Buffett, 76, had been fighting Merkel cell cancer for four years before he died at his home in Long Island, his website says.
Merkel cells are found in the topmost layer of the skin near nerve endings, and cancer forms when those cells grow out of control, often forming lumps in the areas most exposed to the sun, the National Cancer Institute says.
The cancer spreads painlessly in the early stages and quickly, usually to lymph nodes first and then to other parts of the body, including the brain, lungs and bones.
Merkel cell carcinoma is much more likely to spread to other parts of the body than the most common types of skin cancers—basal cell and squamous cell—and grows much quicker.
Exposure to natural or artificial sunlight, including from tanning beds, are the top risk factors for Merkel cell carcinoma, in addition to a weakened immune system, history of cancer or “being older than 50 years, male or white,” the National Cancer Institute says.
Merkel cell carcinoma is treatable with surgery, radiation, chemotherapy and immunotherapy, but the cancer has a recurrence rate of 40% within five years, one study said—about 60% of people who have had one skin cancer will be diagnosed with another within 10 years.
Buffett broke through on the charts with his 1977 single “Margaritaville” from the platinum Changes in Latitudes, Changes in Attitudes album.
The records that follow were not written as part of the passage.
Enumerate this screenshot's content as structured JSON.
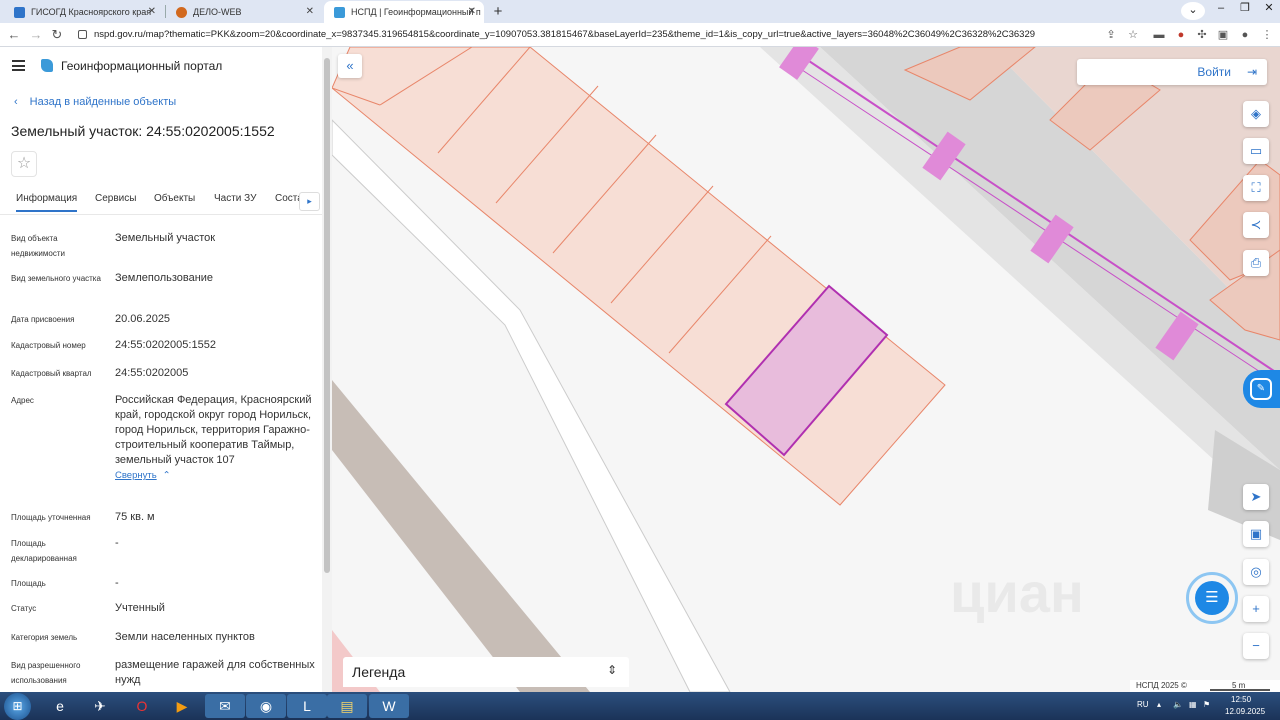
{
  "browser": {
    "tabs": [
      {
        "title": "ГИСОГД Красноярского края",
        "active": false,
        "favicon_color": "#2f74c9"
      },
      {
        "title": "ДЕЛО-WEB",
        "active": false,
        "favicon_color": "#d2691e"
      },
      {
        "title": "НСПД | Геоинформационный п",
        "active": true,
        "favicon_color": "#3b9ad9"
      }
    ],
    "url": "nspd.gov.ru/map?thematic=PKK&zoom=20&coordinate_x=9837345.319654815&coordinate_y=10907053.381815467&baseLayerId=235&theme_id=1&is_copy_url=true&active_layers=36048%2C36049%2C36328%2C36329"
  },
  "portal": {
    "title": "Геоинформационный портал",
    "back_link": "Назад в найденные объекты",
    "object_title": "Земельный участок: 24:55:0202005:1552",
    "tabs": [
      "Информация",
      "Сервисы",
      "Объекты",
      "Части ЗУ",
      "Соста"
    ],
    "fields": [
      {
        "label": "Вид объекта недвижимости",
        "value": "Земельный участок"
      },
      {
        "label": "Вид земельного участка",
        "value": "Землепользование"
      },
      {
        "label": "Дата присвоения",
        "value": "20.06.2025"
      },
      {
        "label": "Кадастровый номер",
        "value": "24:55:0202005:1552"
      },
      {
        "label": "Кадастровый квартал",
        "value": "24:55:0202005"
      },
      {
        "label": "Адрес",
        "value": "Российская Федерация, Красноярский край, городской округ город Норильск, город Норильск, территория Гаражно-строительный кооператив Таймыр, земельный участок 107"
      },
      {
        "label": "Площадь уточненная",
        "value": "75 кв. м"
      },
      {
        "label": "Площадь декларированная",
        "value": "-"
      },
      {
        "label": "Площадь",
        "value": "-"
      },
      {
        "label": "Статус",
        "value": "Учтенный"
      },
      {
        "label": "Категория земель",
        "value": "Земли населенных пунктов"
      },
      {
        "label": "Вид разрешенного использования",
        "value": "размещение гаражей для собственных нужд"
      }
    ],
    "collapse_label": "Свернуть"
  },
  "map": {
    "login_label": "Войти",
    "legend_label": "Легенда",
    "copyright": "НСПД 2025 ©",
    "scale_label": "5 m",
    "watermark": "циан"
  },
  "taskbar": {
    "lang": "RU",
    "time": "12:50",
    "date": "12.09.2025"
  }
}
His loyal following of so-called Parrotheads revered him for his unguarded and unpretentious public persona, relaxation-ready music and never-ending love of a good time. Buffett had 13 songs on the Billboard Hot 100 in his career—eight in the 1970s—and performed almost 2,000 concerts in his career, each one including a selection of never-changing songs he’d dubbed “The Big 8.” His most recent hit came in 2011 with “Knee Deep,” a collaboration with Zac Brown Band that stayed on the Billboard charts for 20 weeks. His Margaritaville Holdings company sold concert tickets and merchandise before it was expanded to include a chain of restaurants, resorts, home decor, pool floats, sporting equipment, tequila and margarita mixes. His illness forced him to reschedule concerts earlier this summer, but Buffett did continue to perform during treatment, including his last show in July—a surprise appearance in Rhode Island.
The Library of Congress inducted Margaritaville into the National Recording Registry in April.
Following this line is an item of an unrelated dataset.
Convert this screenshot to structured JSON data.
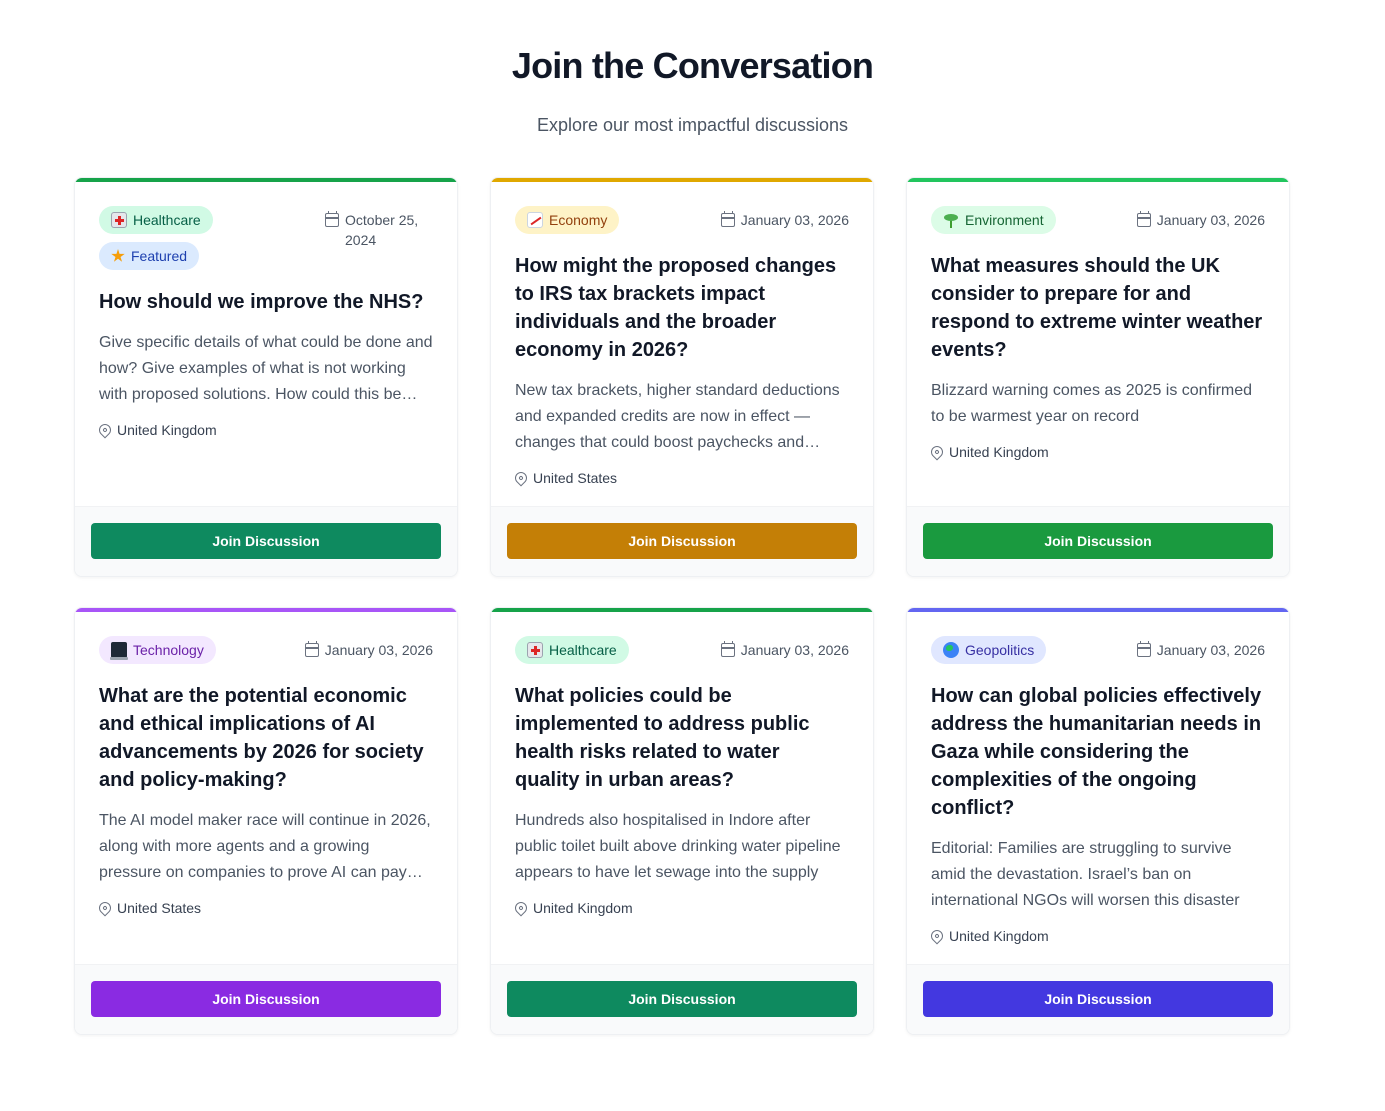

“You’re lucky enough at some point to put your thumb on the pulse of something that people can connect with,” Buffett said of his entry to the Library of Congress. “It’s an amazing and lucky thing to happen to you, and that happened with ‘Margaritaville.”
WHAT WE DON’T KNOW
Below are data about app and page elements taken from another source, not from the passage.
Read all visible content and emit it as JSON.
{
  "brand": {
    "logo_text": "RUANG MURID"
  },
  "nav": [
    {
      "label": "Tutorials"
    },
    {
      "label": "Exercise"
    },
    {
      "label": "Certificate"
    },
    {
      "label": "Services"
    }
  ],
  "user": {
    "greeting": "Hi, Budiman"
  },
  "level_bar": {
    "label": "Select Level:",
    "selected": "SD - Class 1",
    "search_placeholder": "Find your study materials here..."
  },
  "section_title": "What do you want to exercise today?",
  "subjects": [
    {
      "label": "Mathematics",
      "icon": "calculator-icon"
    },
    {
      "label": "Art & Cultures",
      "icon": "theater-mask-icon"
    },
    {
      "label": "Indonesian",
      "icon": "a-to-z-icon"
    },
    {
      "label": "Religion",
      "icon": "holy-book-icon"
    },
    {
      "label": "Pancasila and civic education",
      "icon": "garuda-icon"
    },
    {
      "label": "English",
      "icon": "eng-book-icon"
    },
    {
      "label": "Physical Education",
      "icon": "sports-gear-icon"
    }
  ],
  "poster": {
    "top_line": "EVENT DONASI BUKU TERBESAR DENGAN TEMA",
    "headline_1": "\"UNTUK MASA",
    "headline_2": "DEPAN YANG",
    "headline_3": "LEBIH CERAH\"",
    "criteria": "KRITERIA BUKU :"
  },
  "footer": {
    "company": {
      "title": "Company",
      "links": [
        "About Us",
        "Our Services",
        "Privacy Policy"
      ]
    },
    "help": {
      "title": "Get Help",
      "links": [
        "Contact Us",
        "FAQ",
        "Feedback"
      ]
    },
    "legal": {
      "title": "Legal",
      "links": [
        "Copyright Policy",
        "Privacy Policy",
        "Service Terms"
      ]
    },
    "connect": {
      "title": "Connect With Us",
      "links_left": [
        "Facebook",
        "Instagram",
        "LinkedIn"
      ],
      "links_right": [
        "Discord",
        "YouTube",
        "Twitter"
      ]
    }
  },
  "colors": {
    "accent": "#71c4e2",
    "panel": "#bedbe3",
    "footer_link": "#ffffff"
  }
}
When Buffett’s anticipated new album will be released. He was due to release Equal Strain on All Parts later this year.
Buffett’s family has asked donations be made to his foundation, as well as Brigham and Women’s Hospital in Boston, Dana Farber Cancer Institute or MD Anderson Cancer Center in Texas.
Author: Mary Whitfill Roeloffs/Forbes Staff I am a Boston-based reporter covering breaking news.